_Problem to work on:_
Your output should repeat the entries below exactly. It should contain no images.

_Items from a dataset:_
════════

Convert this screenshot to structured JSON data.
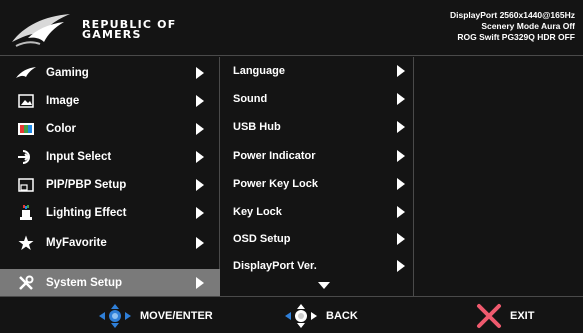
{
  "brand": {
    "line1": "REPUBLIC OF",
    "line2": "GAMERS"
  },
  "status": {
    "line1": "DisplayPort 2560x1440@165Hz",
    "line2": "Scenery Mode Aura Off",
    "line3": "ROG Swift PG329Q HDR OFF"
  },
  "main_menu": [
    {
      "label": "Gaming",
      "icon": "rog-eye-icon"
    },
    {
      "label": "Image",
      "icon": "image-icon"
    },
    {
      "label": "Color",
      "icon": "color-icon"
    },
    {
      "label": "Input Select",
      "icon": "input-select-icon"
    },
    {
      "label": "PIP/PBP Setup",
      "icon": "pip-icon"
    },
    {
      "label": "Lighting Effect",
      "icon": "lighting-icon"
    },
    {
      "label": "MyFavorite",
      "icon": "star-icon"
    },
    {
      "label": "System Setup",
      "icon": "wrench-icon",
      "selected": true
    }
  ],
  "sub_menu": [
    {
      "label": "Language"
    },
    {
      "label": "Sound"
    },
    {
      "label": "USB Hub"
    },
    {
      "label": "Power Indicator"
    },
    {
      "label": "Power Key Lock"
    },
    {
      "label": "Key Lock"
    },
    {
      "label": "OSD Setup"
    },
    {
      "label": "DisplayPort Ver."
    }
  ],
  "footer": {
    "move_label": "MOVE/ENTER",
    "back_label": "BACK",
    "exit_label": "EXIT"
  },
  "colors": {
    "accent_blue": "#2f7fd8",
    "exit_pink": "#ef5a6e",
    "selected_row": "#7a7a7a"
  }
}
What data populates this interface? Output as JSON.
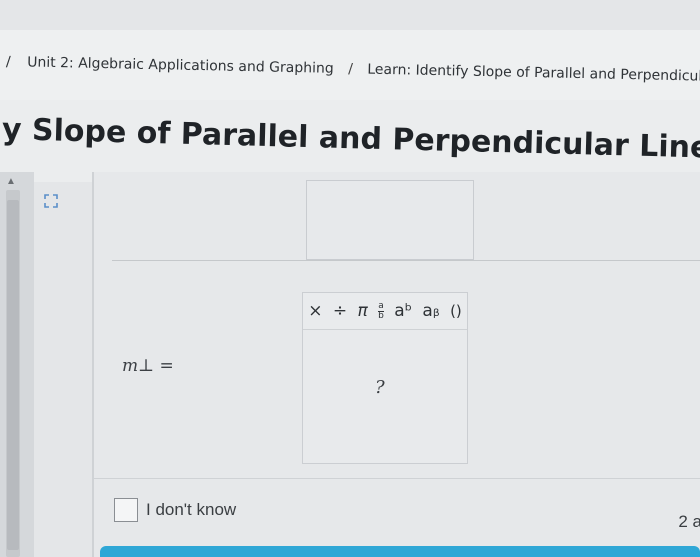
{
  "breadcrumb": {
    "lead_separator": "/",
    "unit": "Unit 2: Algebraic Applications and Graphing",
    "separator": "/",
    "lesson": "Learn: Identify Slope of Parallel and Perpendicular Lines"
  },
  "page_title": "y Slope of Parallel and Perpendicular Lines",
  "icons": {
    "expand": "expand-icon",
    "scroll_up": "scroll-up-icon"
  },
  "math_toolbar": {
    "times": "×",
    "divide": "÷",
    "pi": "π",
    "fraction_num": "a",
    "fraction_den": "b",
    "superscript": "aᵇ",
    "subscript": "aᵦ",
    "parentheses": "()"
  },
  "question": {
    "label": "m⊥ =",
    "answer_placeholder": "?"
  },
  "dont_know_label": "I don't know",
  "page_indicator": "2 a",
  "colors": {
    "accent": "#2fa7d6",
    "icon": "#5b8fc9"
  }
}
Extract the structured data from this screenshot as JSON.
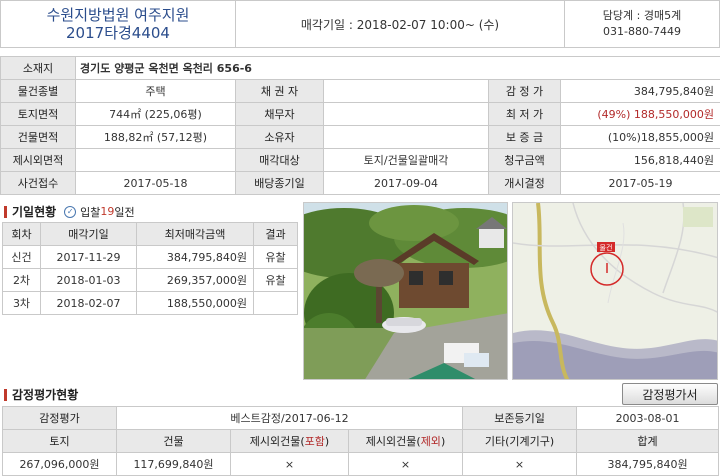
{
  "header": {
    "court": "수원지방법원 여주지원",
    "case_no": "2017타경4404",
    "sale_date": "매각기일 : 2018-02-07  10:00~ (수)",
    "dept": "담당계 : 경매5계",
    "phone": "031-880-7449"
  },
  "info": {
    "location_label": "소재지",
    "location": "경기도 양평군 옥천면 옥천리 656-6",
    "type_label": "물건종별",
    "type": "주택",
    "creditor_label": "채 권 자",
    "creditor": "",
    "appraisal_label": "감 정 가",
    "appraisal": "384,795,840원",
    "land_label": "토지면적",
    "land": "744㎡ (225,06평)",
    "debtor_label": "채무자",
    "debtor": "",
    "min_price_label": "최 저 가",
    "min_price": "(49%) 188,550,000원",
    "building_label": "건물면적",
    "building": "188,82㎡ (57,12평)",
    "owner_label": "소유자",
    "owner": "",
    "deposit_label": "보 증 금",
    "deposit": "(10%)18,855,000원",
    "excluded_label": "제시외면적",
    "excluded": "",
    "target_label": "매각대상",
    "target": "토지/건물일괄매각",
    "claim_label": "청구금액",
    "claim": "156,818,440원",
    "received_label": "사건접수",
    "received": "2017-05-18",
    "dividend_label": "배당종기일",
    "dividend": "2017-09-04",
    "start_label": "개시결정",
    "start": "2017-05-19"
  },
  "history": {
    "title": "기일현황",
    "badge_pre": "입찰",
    "badge_num": "19",
    "badge_post": "일전",
    "headers": [
      "회차",
      "매각기일",
      "최저매각금액",
      "결과"
    ],
    "rows": [
      [
        "신건",
        "2017-11-29",
        "384,795,840원",
        "유찰"
      ],
      [
        "2차",
        "2018-01-03",
        "269,357,000원",
        "유찰"
      ],
      [
        "3차",
        "2018-02-07",
        "188,550,000원",
        ""
      ]
    ]
  },
  "map": {
    "marker_label": "물건"
  },
  "appraisal_section": {
    "title": "감정평가현황",
    "button": "감정평가서",
    "row1_label": "감정평가",
    "row1_value": "베스트감정/2017-06-12",
    "row1_label2": "보존등기일",
    "row1_value2": "2003-08-01",
    "headers_pre": [
      "토지",
      "건물"
    ],
    "h3_pre": "제시외건물(",
    "h3_red": "포함",
    "h4_pre": "제시외건물(",
    "h4_red": "제외",
    "h_post": ")",
    "h5": "기타(기계기구)",
    "h6": "합계",
    "values": [
      "267,096,000원",
      "117,699,840원",
      "×",
      "×",
      "×",
      "384,795,840원"
    ]
  },
  "colors": {
    "accent_red": "#b22a2a",
    "header_blue": "#2b4d8c",
    "label_bg": "#e9e9e9"
  }
}
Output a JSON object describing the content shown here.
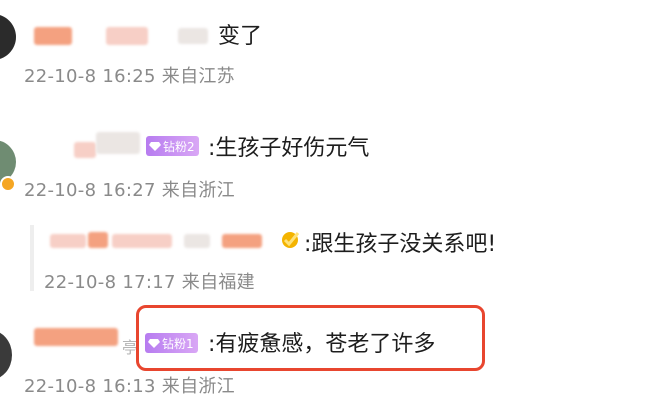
{
  "comments": [
    {
      "text": "变了",
      "meta": "22-10-8 16:25 来自江苏"
    },
    {
      "badge": "钻粉2",
      "text": ":生孩子好伤元气",
      "meta": "22-10-8 16:27 来自浙江"
    },
    {
      "text": ":跟生孩子没关系吧!",
      "meta": "22-10-8 17:17 来自福建"
    },
    {
      "name_tail": "亭",
      "badge": "钻粉1",
      "text": ":有疲惫感，苍老了许多",
      "meta": "22-10-8 16:13 来自浙江"
    }
  ],
  "colors": {
    "highlight_border": "#e8462f",
    "badge_purple": "#b77cf0",
    "meta_gray": "#8a8a8a"
  },
  "icons": [
    "diamond-badge-icon",
    "verified-v-icon"
  ]
}
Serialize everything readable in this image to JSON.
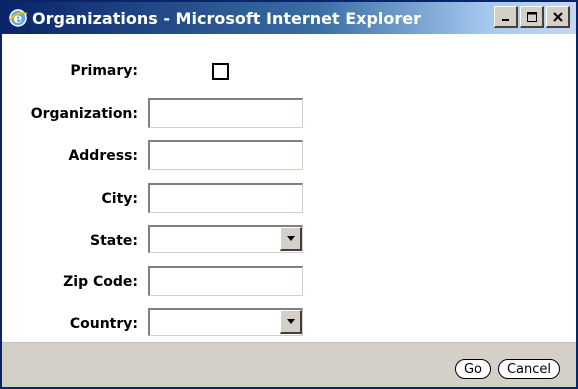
{
  "window": {
    "title": "Organizations - Microsoft Internet Explorer",
    "controls": [
      "minimize",
      "maximize",
      "close"
    ]
  },
  "form": {
    "primary_label": "Primary:",
    "primary_checked": false,
    "organization_label": "Organization:",
    "organization_value": "",
    "address_label": "Address:",
    "address_value": "",
    "city_label": "City:",
    "city_value": "",
    "state_label": "State:",
    "state_selected": "",
    "zip_label": "Zip Code:",
    "zip_value": "",
    "country_label": "Country:",
    "country_selected": ""
  },
  "footer": {
    "go_label": "Go",
    "cancel_label": "Cancel"
  }
}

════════

_Output for this task:_
Convert this screenshot to structured JSON data.
{
  "brand": {
    "line1": "REPUBLIC OF",
    "line2": "GAMERS"
  },
  "status": {
    "line1": "DisplayPort 2560x1440@165Hz",
    "line2": "Scenery Mode Aura Off",
    "line3": "ROG Swift PG329Q HDR OFF"
  },
  "main_menu": [
    {
      "label": "Gaming",
      "icon": "rog-eye-icon"
    },
    {
      "label": "Image",
      "icon": "image-icon"
    },
    {
      "label": "Color",
      "icon": "color-icon"
    },
    {
      "label": "Input Select",
      "icon": "input-select-icon"
    },
    {
      "label": "PIP/PBP Setup",
      "icon": "pip-icon"
    },
    {
      "label": "Lighting Effect",
      "icon": "lighting-icon"
    },
    {
      "label": "MyFavorite",
      "icon": "star-icon"
    },
    {
      "label": "System Setup",
      "icon": "wrench-icon",
      "selected": true
    }
  ],
  "sub_menu": [
    {
      "label": "Language"
    },
    {
      "label": "Sound"
    },
    {
      "label": "USB Hub"
    },
    {
      "label": "Power Indicator"
    },
    {
      "label": "Power Key Lock"
    },
    {
      "label": "Key Lock"
    },
    {
      "label": "OSD Setup"
    },
    {
      "label": "DisplayPort Ver."
    }
  ],
  "footer": {
    "move_label": "MOVE/ENTER",
    "back_label": "BACK",
    "exit_label": "EXIT"
  },
  "colors": {
    "accent_blue": "#2f7fd8",
    "exit_pink": "#ef5a6e",
    "selected_row": "#7a7a7a"
  }
}
What data populates this interface? Output as JSON.
{
  "breadcrumb": {
    "lead_separator": "/",
    "unit": "Unit 2: Algebraic Applications and Graphing",
    "separator": "/",
    "lesson": "Learn: Identify Slope of Parallel and Perpendicular Lines"
  },
  "page_title": "y Slope of Parallel and Perpendicular Lines",
  "icons": {
    "expand": "expand-icon",
    "scroll_up": "scroll-up-icon"
  },
  "math_toolbar": {
    "times": "×",
    "divide": "÷",
    "pi": "π",
    "fraction_num": "a",
    "fraction_den": "b",
    "superscript": "aᵇ",
    "subscript": "aᵦ",
    "parentheses": "()"
  },
  "question": {
    "label": "m⊥ =",
    "answer_placeholder": "?"
  },
  "dont_know_label": "I don't know",
  "page_indicator": "2 a",
  "colors": {
    "accent": "#2fa7d6",
    "icon": "#5b8fc9"
  }
}
Extract the structured data from this screenshot as JSON.
{
  "header": {
    "court": "수원지방법원 여주지원",
    "case_no": "2017타경4404",
    "sale_date": "매각기일 : 2018-02-07  10:00~ (수)",
    "dept": "담당계 : 경매5계",
    "phone": "031-880-7449"
  },
  "info": {
    "location_label": "소재지",
    "location": "경기도 양평군 옥천면 옥천리 656-6",
    "type_label": "물건종별",
    "type": "주택",
    "creditor_label": "채 권 자",
    "creditor": "",
    "appraisal_label": "감 정 가",
    "appraisal": "384,795,840원",
    "land_label": "토지면적",
    "land": "744㎡ (225,06평)",
    "debtor_label": "채무자",
    "debtor": "",
    "min_price_label": "최 저 가",
    "min_price": "(49%) 188,550,000원",
    "building_label": "건물면적",
    "building": "188,82㎡ (57,12평)",
    "owner_label": "소유자",
    "owner": "",
    "deposit_label": "보 증 금",
    "deposit": "(10%)18,855,000원",
    "excluded_label": "제시외면적",
    "excluded": "",
    "target_label": "매각대상",
    "target": "토지/건물일괄매각",
    "claim_label": "청구금액",
    "claim": "156,818,440원",
    "received_label": "사건접수",
    "received": "2017-05-18",
    "dividend_label": "배당종기일",
    "dividend": "2017-09-04",
    "start_label": "개시결정",
    "start": "2017-05-19"
  },
  "history": {
    "title": "기일현황",
    "badge_pre": "입찰",
    "badge_num": "19",
    "badge_post": "일전",
    "headers": [
      "회차",
      "매각기일",
      "최저매각금액",
      "결과"
    ],
    "rows": [
      [
        "신건",
        "2017-11-29",
        "384,795,840원",
        "유찰"
      ],
      [
        "2차",
        "2018-01-03",
        "269,357,000원",
        "유찰"
      ],
      [
        "3차",
        "2018-02-07",
        "188,550,000원",
        ""
      ]
    ]
  },
  "map": {
    "marker_label": "물건"
  },
  "appraisal_section": {
    "title": "감정평가현황",
    "button": "감정평가서",
    "row1_label": "감정평가",
    "row1_value": "베스트감정/2017-06-12",
    "row1_label2": "보존등기일",
    "row1_value2": "2003-08-01",
    "headers_pre": [
      "토지",
      "건물"
    ],
    "h3_pre": "제시외건물(",
    "h3_red": "포함",
    "h4_pre": "제시외건물(",
    "h4_red": "제외",
    "h_post": ")",
    "h5": "기타(기계기구)",
    "h6": "합계",
    "values": [
      "267,096,000원",
      "117,699,840원",
      "×",
      "×",
      "×",
      "384,795,840원"
    ]
  },
  "colors": {
    "accent_red": "#b22a2a",
    "header_blue": "#2b4d8c",
    "label_bg": "#e9e9e9"
  }
}
Output a JSON object describing the content shown here.
{
  "comments": [
    {
      "text": "变了",
      "meta": "22-10-8 16:25 来自江苏"
    },
    {
      "badge": "钻粉2",
      "text": ":生孩子好伤元气",
      "meta": "22-10-8 16:27 来自浙江"
    },
    {
      "text": ":跟生孩子没关系吧!",
      "meta": "22-10-8 17:17 来自福建"
    },
    {
      "name_tail": "亭",
      "badge": "钻粉1",
      "text": ":有疲惫感，苍老了许多",
      "meta": "22-10-8 16:13 来自浙江"
    }
  ],
  "colors": {
    "highlight_border": "#e8462f",
    "badge_purple": "#b77cf0",
    "meta_gray": "#8a8a8a"
  },
  "icons": [
    "diamond-badge-icon",
    "verified-v-icon"
  ]
}
Serialize everything readable in this image to JSON.
{
  "window": {
    "title": "Organizations - Microsoft Internet Explorer",
    "controls": [
      "minimize",
      "maximize",
      "close"
    ]
  },
  "form": {
    "primary_label": "Primary:",
    "primary_checked": false,
    "organization_label": "Organization:",
    "organization_value": "",
    "address_label": "Address:",
    "address_value": "",
    "city_label": "City:",
    "city_value": "",
    "state_label": "State:",
    "state_selected": "",
    "zip_label": "Zip Code:",
    "zip_value": "",
    "country_label": "Country:",
    "country_selected": ""
  },
  "footer": {
    "go_label": "Go",
    "cancel_label": "Cancel"
  }
}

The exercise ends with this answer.